Writing – and reading – can be an incredible adventure, even when most of it happens inside your head.
I should say, because most of it happens inside your head. How else can you go back in the past or forward into the future or sideways into another world? How else can you “become” someone else and experience all their fears and dramas and successes, and wake up safe and sound in your own bed the next morning?
But just occasionally we can actually travel to that other place and experience it face to face. I have just come back from a couple of weeks in Greece, where I visited some of the places I wrote about in Murder at Mykenai and The Bow – the fortresses of Mykenai and Tiryns, the site of the lake and the river in Argos, and the secret cave that occupies the middle of The Bow.
The fortress walls are made of enormous blocks of stone, some of them longer than me, and a good deal heavier. Here I am standing in the entrance – it makes you wonder how people 3300 years ago ever put that huge capping stone over the gate without modern cranes and machinery. The Classical Greeks later thought it must have been built by giants – by Cyclopses. Even the doorways to the tombs are huge.
The lake my heroes hide in, in The Bow, has silted up, and people now live on it and grow their crops. But the river is still there, and the reeds. The low, rounded hill on the right, in the middle distance, is the site of Bronze Age Argos.
There’s a shingle spit too at the river mouth, just as I described it in The Bow. It was pretty freaky to find something I thought I’d made up – though the weather was too calm to make the sorts of waves Odysseus and his friends encounter.

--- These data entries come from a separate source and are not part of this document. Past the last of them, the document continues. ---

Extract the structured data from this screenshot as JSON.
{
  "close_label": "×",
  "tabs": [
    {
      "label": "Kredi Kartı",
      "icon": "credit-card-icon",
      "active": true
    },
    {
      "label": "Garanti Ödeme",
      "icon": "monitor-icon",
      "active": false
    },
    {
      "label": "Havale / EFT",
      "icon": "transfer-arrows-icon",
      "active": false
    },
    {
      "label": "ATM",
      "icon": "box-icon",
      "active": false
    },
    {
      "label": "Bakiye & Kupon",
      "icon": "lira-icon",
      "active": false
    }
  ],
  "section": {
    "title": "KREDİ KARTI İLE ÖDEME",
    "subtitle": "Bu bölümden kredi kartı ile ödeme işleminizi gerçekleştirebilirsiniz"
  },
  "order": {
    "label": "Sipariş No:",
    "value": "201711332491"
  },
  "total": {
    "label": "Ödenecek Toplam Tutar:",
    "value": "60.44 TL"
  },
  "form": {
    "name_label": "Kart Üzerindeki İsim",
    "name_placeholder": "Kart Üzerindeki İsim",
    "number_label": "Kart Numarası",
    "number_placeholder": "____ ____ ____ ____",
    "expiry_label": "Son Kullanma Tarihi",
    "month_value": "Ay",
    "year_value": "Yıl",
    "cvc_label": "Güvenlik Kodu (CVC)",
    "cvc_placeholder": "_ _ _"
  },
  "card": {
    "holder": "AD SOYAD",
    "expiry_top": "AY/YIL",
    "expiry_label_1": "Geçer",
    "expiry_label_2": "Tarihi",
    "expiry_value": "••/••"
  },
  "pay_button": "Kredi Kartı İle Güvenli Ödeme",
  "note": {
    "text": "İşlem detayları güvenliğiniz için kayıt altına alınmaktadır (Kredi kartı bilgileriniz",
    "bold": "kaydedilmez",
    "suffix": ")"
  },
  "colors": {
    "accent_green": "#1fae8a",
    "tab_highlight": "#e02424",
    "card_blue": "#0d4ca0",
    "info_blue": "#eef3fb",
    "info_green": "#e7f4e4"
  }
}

The big excitement of the trip was going down into the cave, which was explored in 1893 but forgotten about since. I met up with a bunch of Greek cavers and we had a fantastic time exploring it. Here’s a photos of me and Elissa at the far end, just before the crevice in which Odysseus … but I’d better not say any more, so I don’t spoil The Bow for you.